“There’s two big stories here” reiterated Hoekstra, “the political decision for sure, but also a massive cover up by the military.” He added, “They (the administration) have every right to make a political calculation – what they have no right to do, what they have absolutely no right to do, is withhold the facts from the rest of us. From Congress, the media, or the American public.” Hoekstra is in the midst of writing an editorial on the military cover up angle.
On the political issue, he recalls that many Republicans “wanted to get to the truth. Denny (House Speaker Hastert) wanted to tell the truth and let the chips fall where they may. A lot of us did, but the White House wasn’t interested.There were people (in the White House) who were actively engaged to make sure the information never even got to Congress, so those who wanted the debate couldn’t have the debate.”
To be fair, there were two lines of military reasoning given by the administration as well. One was that the WMDs they found were old and no longer any more potent than what the “average household has under the kitchen sink.” Another was that they didn’t want the Sunnis to get their hands on them.
“Well which is it?” asked an openly furious Levin, effectively debunking this reasoning. “This is where the dissembling starts. The ass covering. This is unbelievable. This is unacceptable.”
Letting the chips fall where they may as Hastert and many others wanted would have not only been the right thing to do, it would have undeniably changed the political landscape, and the chips would have fallen in Bush’s direction. As it was, the Democrats rode the theme “Bush lied, people died” through the election cycles of 2006 and 08. One would think that disproving the lie a worthwhile PR endeavor. Then again, ‘letting sleeping dogs lie’ on issue after issue after issue was standard operating procedure for the Bush White House and Rove all the way back to 2000. That may be the salient point in all of this.
Rove and Bush always had some notion of falling on the sword in a noble manner, not realizing that every time they did, those swords pierced all Republicans and everyone who supported them, and even drug conservatism in general through the mud. It is mystifying. And Rove was at the center of this strategy.

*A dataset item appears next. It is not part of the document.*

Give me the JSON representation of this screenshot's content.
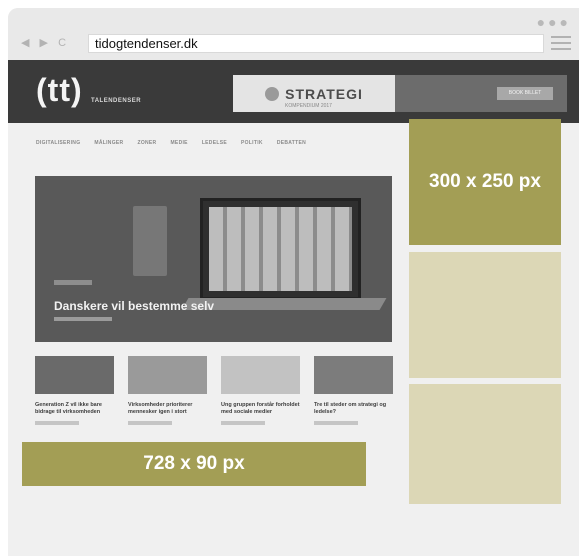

“They had a philosophy in the White House: Never respond to criticism,” noted Limbaugh. “Never defend yourself against any criticism no matter what happens because that’ll just prolong the story. Rove has even admitted now that one of the big mistakes he made strategically… letting some of these allegations day to day, whatever they were, not just about the Iraq war, but let ’em all go by and not comment on it.”
Clearly exasperated, Rush added all of this was “so damn unnecessary. All because a political calculation was made to not revisit something that had already been determined… I swear, I do not understand this. How can you be a member of the Bush administration and know every day the lies that are being told… the absolute crumbling of the integrity of the institution of the presidency that was undergoing, and not even stand up and defend it. I don’t understand it.”
As Rush indicated, this happened every time the liberals attacked the Bush White House, which was constantly and on almost every issue. The Bush Rove plan was to let the news cycle take care of any problematic issue. Narratives don’t die natural deaths however. You have to kill them, and Rove never wants to kill a narrative or correct the record.
The dog Rove wants to allow to sleep never does actually sleep, not with a liberal media establishment and low information forums. But the dog does lie, and has been biting the country in the hind quarters since 2006. Perhaps this astonishing lesson in moral and political failure will finally wake up donors and decision makers for the Republican Party to the fact that Rove and his little issue by issue tactics are not the way to win elections in a country yearning for big ideas and solutions. It is time for conservatives to do for the truth what the liberal media and the Democrats do for the lie, which is to repeat it over and over again.